-------- Data provided --------

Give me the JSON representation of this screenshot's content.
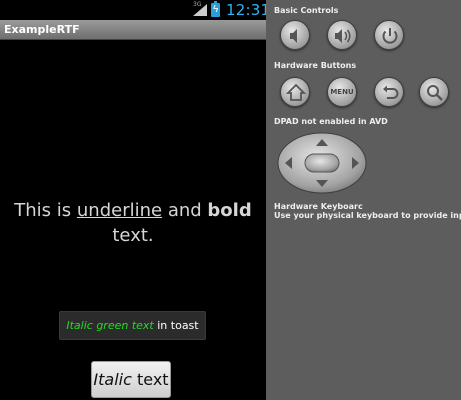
{
  "status_bar": {
    "network": "3G",
    "time": "12:31",
    "battery_color": "#2a9fd6",
    "clock_color": "#2fb3f0"
  },
  "app": {
    "title": "ExampleRTF",
    "rich_text": {
      "part1": "This is ",
      "underline": "underline",
      "part2": " and ",
      "bold": "bold",
      "part3": "text."
    },
    "toast": {
      "green_italic": "Italic green text",
      "rest": " in toast",
      "green_color": "#22dd22"
    },
    "button": {
      "italic": "Italic",
      "rest": " text"
    }
  },
  "emulator_panel": {
    "basic_controls_label": "Basic Controls",
    "basic_controls": [
      "volume-down-icon",
      "volume-up-icon",
      "power-icon"
    ],
    "hardware_buttons_label": "Hardware Buttons",
    "hardware_buttons": [
      "home-icon",
      "menu-button",
      "back-icon",
      "search-icon"
    ],
    "menu_label": "MENU",
    "dpad_label": "DPAD not enabled in AVD",
    "keyboard_label": "Hardware Keyboarc",
    "keyboard_hint": "Use your physical keyboard to provide input"
  }
}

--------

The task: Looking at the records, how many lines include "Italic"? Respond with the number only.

Written solution: 2